Hi All, this is my first post here!
I've inherited my Dad's old L1290s (which I loved back in the day). They still sound pretty great, but I'm questioning the high frequencies. They seem a little "harsher" than I remember them being, from 30 years ago! I do remember they were quite bright when they were new, though.
What I'm noticing, is that on recordings with any kind of hyped, exaggerated highs, the tweeter can almost sound distorted...not quite distorted, but it's like I can hear it ringing out, on its own, as if is not integrated with other drivers, or is too loud or something.
On smooth recordings, for example the new Radiohead record "A Moon Shaped Pool," they sound fantastic.

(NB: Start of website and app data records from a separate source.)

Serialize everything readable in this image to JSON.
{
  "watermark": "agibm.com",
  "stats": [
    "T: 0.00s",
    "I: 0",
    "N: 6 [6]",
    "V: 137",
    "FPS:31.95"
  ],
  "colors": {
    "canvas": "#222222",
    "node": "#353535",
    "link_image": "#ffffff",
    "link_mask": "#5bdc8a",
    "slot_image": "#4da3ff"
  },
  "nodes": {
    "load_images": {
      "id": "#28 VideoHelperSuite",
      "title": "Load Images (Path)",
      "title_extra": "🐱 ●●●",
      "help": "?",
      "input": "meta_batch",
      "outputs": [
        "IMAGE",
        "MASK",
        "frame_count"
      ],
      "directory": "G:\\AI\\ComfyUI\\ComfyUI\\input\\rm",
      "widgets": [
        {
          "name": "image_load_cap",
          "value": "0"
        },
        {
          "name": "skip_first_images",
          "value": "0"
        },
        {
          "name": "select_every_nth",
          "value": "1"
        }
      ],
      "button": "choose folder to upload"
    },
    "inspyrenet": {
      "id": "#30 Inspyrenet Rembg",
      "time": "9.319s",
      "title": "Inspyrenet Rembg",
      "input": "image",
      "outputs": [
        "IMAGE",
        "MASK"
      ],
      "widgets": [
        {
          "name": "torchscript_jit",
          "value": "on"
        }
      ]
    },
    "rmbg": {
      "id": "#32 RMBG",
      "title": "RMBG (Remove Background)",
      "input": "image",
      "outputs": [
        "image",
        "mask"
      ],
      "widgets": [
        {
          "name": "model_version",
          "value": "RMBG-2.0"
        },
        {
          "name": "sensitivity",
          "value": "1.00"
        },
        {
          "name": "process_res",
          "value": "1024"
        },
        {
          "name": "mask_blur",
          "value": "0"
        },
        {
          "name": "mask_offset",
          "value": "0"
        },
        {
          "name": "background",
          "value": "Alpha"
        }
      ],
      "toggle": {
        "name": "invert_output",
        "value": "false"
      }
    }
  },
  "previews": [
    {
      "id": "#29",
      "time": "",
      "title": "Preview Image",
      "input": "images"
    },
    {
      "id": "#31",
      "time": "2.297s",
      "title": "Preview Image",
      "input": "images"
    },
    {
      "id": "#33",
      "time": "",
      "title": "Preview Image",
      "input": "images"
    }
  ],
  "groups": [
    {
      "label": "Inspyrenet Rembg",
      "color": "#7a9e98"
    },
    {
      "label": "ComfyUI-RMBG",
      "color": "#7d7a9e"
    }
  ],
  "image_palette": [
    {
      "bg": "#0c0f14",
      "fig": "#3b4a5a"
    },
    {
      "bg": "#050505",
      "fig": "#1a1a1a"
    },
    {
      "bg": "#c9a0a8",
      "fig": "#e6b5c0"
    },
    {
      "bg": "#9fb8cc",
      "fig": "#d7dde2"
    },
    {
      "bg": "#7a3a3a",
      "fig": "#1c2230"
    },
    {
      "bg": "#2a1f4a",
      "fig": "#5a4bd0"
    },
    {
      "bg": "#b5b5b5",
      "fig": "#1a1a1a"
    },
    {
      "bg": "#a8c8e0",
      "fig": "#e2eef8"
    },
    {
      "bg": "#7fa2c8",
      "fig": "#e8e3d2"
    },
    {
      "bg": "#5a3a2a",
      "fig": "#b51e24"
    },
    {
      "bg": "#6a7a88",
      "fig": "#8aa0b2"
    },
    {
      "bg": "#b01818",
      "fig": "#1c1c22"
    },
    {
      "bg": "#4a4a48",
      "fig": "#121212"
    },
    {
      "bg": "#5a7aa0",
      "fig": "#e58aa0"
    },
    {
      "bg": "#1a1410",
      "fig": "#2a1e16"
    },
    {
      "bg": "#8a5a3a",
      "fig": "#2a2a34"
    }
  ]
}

I've been scanning the forums for any kind of consensus on when/whether the Richard So rebuilds are worth it. For a lot of folks who report a big difference, it seems like they are reporting that the old driver sounded muffled, or obviously distorted. Others who had drivers rebuilt that were just old, report a modest improvement, if any (not a "night and day difference" is often the term used).
The reason I don't take that as strong confirmation is because placebo effects are rampant in audio, especially without a comparison close in time. (Even those are highly suspect, IMO, do the vicissitudes of critical listening.)
As I am somewhat obsessive, I'm having a hard time deciding what to do...as I listen, if I hear something that sounds harsh, it starts to bug me, almost prevents me from enjoying my listening.
One interesting aspect of these speakers: I'm a music producer/recording engineer. One of the hardest things to get right is the high frequency response. Often, my mixes that sound perfect in my studio, will not be bright enough compared to commercial recordings. However, on the L1290s, my mixes sound as I expect.
The brightening done in mastering is often pretty drastic, and can easily introduce distortions. So I wonder if part of what I am hearing is the 1290s simply revealing the distortion that is truly present in the recording. Such high frequency distortion is a very challenging signal for a speaker to reproduce in a flattering way. Some speakers are more "forgiving."
Anyway, I know it's been talked to death. I just wish I could figure out a way to really test with the tweeters and mids on these 1290s were actually in need of any repair.
Thanks for reading! I'd love to hear any other comments on this subject...